Capitol Hill Report: As Congress Returns to "Work," Academy Continues Real Work on Your Behalf

September 17, 2010


By Mike Amery, Legislative Counsel, Federal Affairs, (202) 506-7468,

Congress returned to DC last week and will likely adjourn around the first week of October. There are several key issues that need to be resolved, particularly around tax policies, but based on the number of candidate fundraising invitations I am receiving, I'd say that many of the legislators are in town to raise money before they head back to the campaign trail. In fact, the Capitol Hill newspaper Roll Call reports they know of 415 fundraisers scheduled in Washington, DC, just in September.

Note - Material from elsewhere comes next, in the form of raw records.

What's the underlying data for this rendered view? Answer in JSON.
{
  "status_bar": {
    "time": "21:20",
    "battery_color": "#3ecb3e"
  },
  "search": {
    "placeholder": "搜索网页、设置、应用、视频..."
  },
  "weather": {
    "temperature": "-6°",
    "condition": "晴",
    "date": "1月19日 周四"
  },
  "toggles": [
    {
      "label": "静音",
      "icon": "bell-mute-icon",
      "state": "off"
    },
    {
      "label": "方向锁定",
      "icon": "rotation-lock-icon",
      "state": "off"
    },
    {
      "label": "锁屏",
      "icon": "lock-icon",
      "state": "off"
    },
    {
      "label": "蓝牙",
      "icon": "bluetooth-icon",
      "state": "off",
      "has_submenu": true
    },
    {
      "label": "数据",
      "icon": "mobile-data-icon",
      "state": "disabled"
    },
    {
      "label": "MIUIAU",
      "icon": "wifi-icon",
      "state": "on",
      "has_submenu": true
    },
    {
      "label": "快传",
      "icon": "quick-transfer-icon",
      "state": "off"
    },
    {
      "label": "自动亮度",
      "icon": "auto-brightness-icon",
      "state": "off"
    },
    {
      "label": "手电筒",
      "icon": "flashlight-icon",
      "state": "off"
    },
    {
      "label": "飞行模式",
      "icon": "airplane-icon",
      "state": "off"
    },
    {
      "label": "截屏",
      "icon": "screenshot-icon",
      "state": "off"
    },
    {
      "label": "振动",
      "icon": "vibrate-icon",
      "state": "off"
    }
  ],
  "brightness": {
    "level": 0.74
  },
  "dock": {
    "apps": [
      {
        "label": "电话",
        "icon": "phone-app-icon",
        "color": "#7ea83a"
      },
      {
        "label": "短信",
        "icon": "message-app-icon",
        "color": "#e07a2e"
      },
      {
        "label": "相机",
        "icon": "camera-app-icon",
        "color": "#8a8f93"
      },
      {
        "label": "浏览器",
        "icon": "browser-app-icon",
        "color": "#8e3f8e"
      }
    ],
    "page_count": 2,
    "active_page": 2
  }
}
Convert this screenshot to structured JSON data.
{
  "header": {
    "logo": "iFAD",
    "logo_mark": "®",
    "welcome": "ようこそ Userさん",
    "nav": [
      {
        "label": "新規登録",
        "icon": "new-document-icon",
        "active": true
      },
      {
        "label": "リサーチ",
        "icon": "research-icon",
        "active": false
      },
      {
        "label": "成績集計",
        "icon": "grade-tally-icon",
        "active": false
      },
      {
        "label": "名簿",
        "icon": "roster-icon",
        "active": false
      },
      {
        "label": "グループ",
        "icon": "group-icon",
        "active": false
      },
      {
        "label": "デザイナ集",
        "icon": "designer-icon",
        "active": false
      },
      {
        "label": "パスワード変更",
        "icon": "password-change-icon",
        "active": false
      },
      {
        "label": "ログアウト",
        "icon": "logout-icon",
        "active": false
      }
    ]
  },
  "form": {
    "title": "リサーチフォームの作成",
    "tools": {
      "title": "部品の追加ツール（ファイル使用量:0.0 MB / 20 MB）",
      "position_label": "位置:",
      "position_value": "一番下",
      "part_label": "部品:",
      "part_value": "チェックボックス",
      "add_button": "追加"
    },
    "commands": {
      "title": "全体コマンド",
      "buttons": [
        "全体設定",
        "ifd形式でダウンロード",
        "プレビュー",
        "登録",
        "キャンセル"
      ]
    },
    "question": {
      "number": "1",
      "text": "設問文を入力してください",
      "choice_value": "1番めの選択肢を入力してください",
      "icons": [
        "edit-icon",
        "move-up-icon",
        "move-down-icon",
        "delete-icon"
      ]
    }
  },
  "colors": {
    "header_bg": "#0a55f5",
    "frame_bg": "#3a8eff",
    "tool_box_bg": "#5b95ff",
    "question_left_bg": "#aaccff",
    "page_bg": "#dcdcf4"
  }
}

One item of interest to neurology is the National Neurological Diseases Surveillance System Act of 2010 (H.R. 1362) that recently passed the House Energy & Commerce Health Subcommittee. The Academy sent a letter of support for this bill which would create a coordinated surveillance system to collect and analyze data on neurologic diseases. Both the National MS Society and the Parkinson's Action Network, key allies of the Academy, are hopeful that this bill will pass the Congress this year.

Academy Fellowship Offers Chance to Shape Health Legislation

One of the Academy's key advocacy programs is the Viste Neurology Public Policy Fellowship (NPPF). Since 1995, the fellowship has put neurologists in the middle of the action on Capitol Hill. In fact, the last two fellows have had amazing experiences participating in the health reform debate.

Child neurologist Nassim Zecavati, MD, just completed her fellowship on the staff of Sen. Jeff Bingaman (D-NM) who sits on the Finance Committee and was one of the six senators who headed up bipartisan negotiations on the health bill until they fell apart.

Dr. Zecavati was very enthusiastic about her experience and told me: "The NPPF allowed me to work in the Senate on health reform legislation that has since become law. The opportunity that the NPPF affords neurologists is unique, challenging, and tremendously rewarding. My year on Capitol Hill was full of historic moments that I will always remember."

You can read more about Dr. Zecavati's involvement in representing neurology in the September issue of AANnews®. Believe it or not, as of today I know of no Academy member planning on applying for the 2011-2012 fellowship which starts on September 1, 2011. The deadline for applying for is October 15, 2010.

Viste NPPF Selection Committee Chair David Charles, MD, FAAN, who served on the staff of Sen. Bill Frist (R-TN) during his fellowship in 1997-98, also encourages Academy members to apply. "It is such an exciting time in Washington as work begins on implementing health care reform. It is a great opportunity to spend a year in our nation's capital and be a part historic changes that will affect all physicians," said Dr. Charles.

MS Ambassadors Ball Keeps AAN in Front of Legislative Leaders

It was a pleasure to represent the Academy at the National MS Society's 32nd annual Ambassadors Ball. The black tie event raised more than $1 million (including my successful bid on some Argentinean wine) for research and patient care. It drew a number of key congressional leaders from both sides of the aisle, including Speaker of the House Nancy Pelosi (D-CA). I had several good conversations about MS, neurology, and health care with Sen. Diane Feinstein (D-CA), Senate Health, Education, Labor, and Pensions Committee Ranking Member Mike Enzi (R-WY); House Energy and Commerce Chair Henry Waxman (D-CA) and both co-chairs of the MS Congressional House Caucus, Congressmen Michael Burgess, MD (R-TX) and Russ Carnahan (D-MO).

The MS Society continues to be one of the Academy's best allies on Capitol Hill and from the strength of the event last week they are clearly a group we want to be aligned with. Teaming up with them and other patient groups on legislation like H.R. 1362, putting a neurologist in a congressional office each year through the Viste Neurology Public Policy Fellowship, and even attending a few of those events work wonders as we raise the profile and influence of neurology on Capitol Hill.